"Women bring valuable qualities to scientific research," Jin said. "Their meticulousness, intuition, and resilience contribute significantly to a more comprehensive advancement of science."

Huang Jin, a professor at the China University of Political Science and Law, exemplifies the potential beneficiaries of the policy change. Inspired by the relaxed age limit, she is preparing an application for an NSSF project.

She said the period between the ages of 35 and 40 is a crucial time for researchers to solidify their academic direction. She said the age extension would alleviate pressure on young academics facing a confluence of career advancement, parental responsibilities, and potentially, the demands of raising children under the new three-child policy. For women, the burden of child care can be particularly significant, impacting their research output.

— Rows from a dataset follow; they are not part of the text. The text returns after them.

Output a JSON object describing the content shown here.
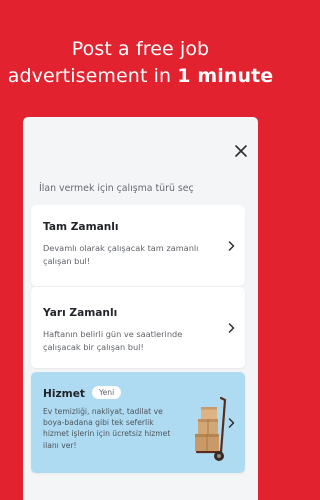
{
  "headline": {
    "line1": "Post a free job",
    "line2_pre": "advertisement in ",
    "line2_bold": "1 minute"
  },
  "sheet": {
    "prompt": "İlan vermek için çalışma türü seç",
    "options": [
      {
        "title": "Tam Zamanlı",
        "description": "Devamlı olarak çalışacak tam zamanlı çalışan bul!"
      },
      {
        "title": "Yarı Zamanlı",
        "description": "Haftanın belirli gün ve saatlerinde çalışacak bir çalışan bul!"
      },
      {
        "title": "Hizmet",
        "badge": "Yeni",
        "description": "Ev temizliği, nakliyat, tadilat ve boya-badana gibi tek seferlik hizmet işlerin için ücretsiz hizmet ilanı ver!"
      }
    ]
  },
  "colors": {
    "brand_red": "#E3222F",
    "service_card_bg": "#AFDBF2",
    "sheet_bg": "#F4F5F7"
  },
  "icons": {
    "close": "close-icon",
    "chevron": "chevron-right-icon",
    "illustration": "hand-truck-boxes-illustration"
  }
}
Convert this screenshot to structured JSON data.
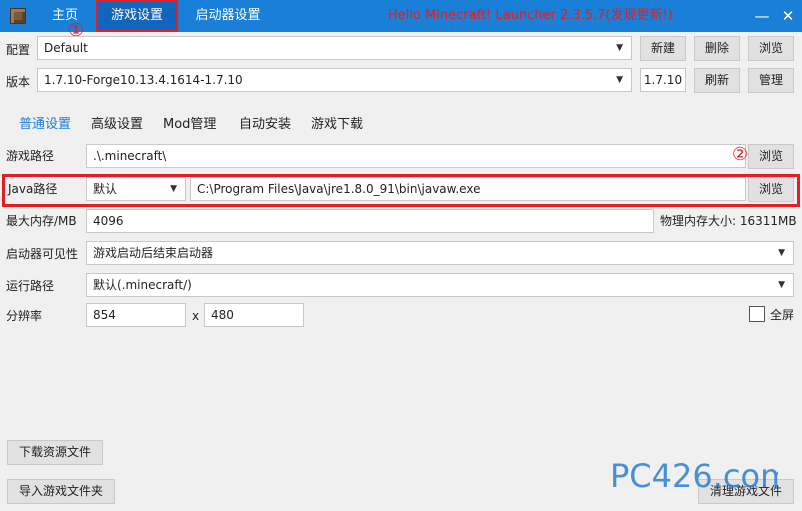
{
  "titlebar": {
    "tabs": [
      {
        "label": "主页"
      },
      {
        "label": "游戏设置"
      },
      {
        "label": "启动器设置"
      }
    ],
    "title": "Hello Minecraft! Launcher 2.3.5.7(发现更新!)",
    "minimize": "—",
    "close": "✕"
  },
  "markers": {
    "one": "①",
    "two": "②"
  },
  "profile": {
    "label": "配置",
    "value": "Default",
    "new_btn": "新建",
    "delete_btn": "删除",
    "browse_btn": "浏览"
  },
  "version": {
    "label": "版本",
    "value": "1.7.10-Forge10.13.4.1614-1.7.10",
    "short": "1.7.10",
    "refresh_btn": "刷新",
    "manage_btn": "管理"
  },
  "subtabs": [
    {
      "label": "普通设置"
    },
    {
      "label": "高级设置"
    },
    {
      "label": "Mod管理"
    },
    {
      "label": "自动安装"
    },
    {
      "label": "游戏下载"
    }
  ],
  "game_path": {
    "label": "游戏路径",
    "value": ".\\.minecraft\\",
    "browse_btn": "浏览"
  },
  "java_path": {
    "label": "Java路径",
    "mode": "默认",
    "value": "C:\\Program Files\\Java\\jre1.8.0_91\\bin\\javaw.exe",
    "browse_btn": "浏览"
  },
  "memory": {
    "label": "最大内存/MB",
    "value": "4096",
    "physical": "物理内存大小: 16311MB"
  },
  "visibility": {
    "label": "启动器可见性",
    "value": "游戏启动后结束启动器"
  },
  "run_path": {
    "label": "运行路径",
    "value": "默认(.minecraft/)"
  },
  "resolution": {
    "label": "分辨率",
    "width": "854",
    "x": "x",
    "height": "480",
    "fullscreen": "全屏"
  },
  "buttons": {
    "download_assets": "下载资源文件",
    "import_folder": "导入游戏文件夹",
    "clean_files": "清理游戏文件"
  },
  "watermark": {
    "text": "PC426.com"
  }
}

Participation in NSSF projects is highly valued in academic circles, serving as an important criterion for performance evaluations and qualifying researchers to mentor PhD students at top universities.

Huang sees the relaxed age limit as a positive trend, not just for the NSSF program but for funding bodies across the board. "This policy sets a strong example for encouraging young researchers, particularly women, by providing them with more opportunities," she said.

Global Edition
Copyright 1995 - . All rights reserved. The content (including but not limited to text, photo, multimedia information, etc) published in this site belongs to China Daily Information Co (CDIC). Without written authorization from CDIC, such content shall not be republished or used in any form. Note: Browsers with 1024*768 or higher resolution are suggested for this site.
License for publishing multimedia online 0108263

Registration Number: 130349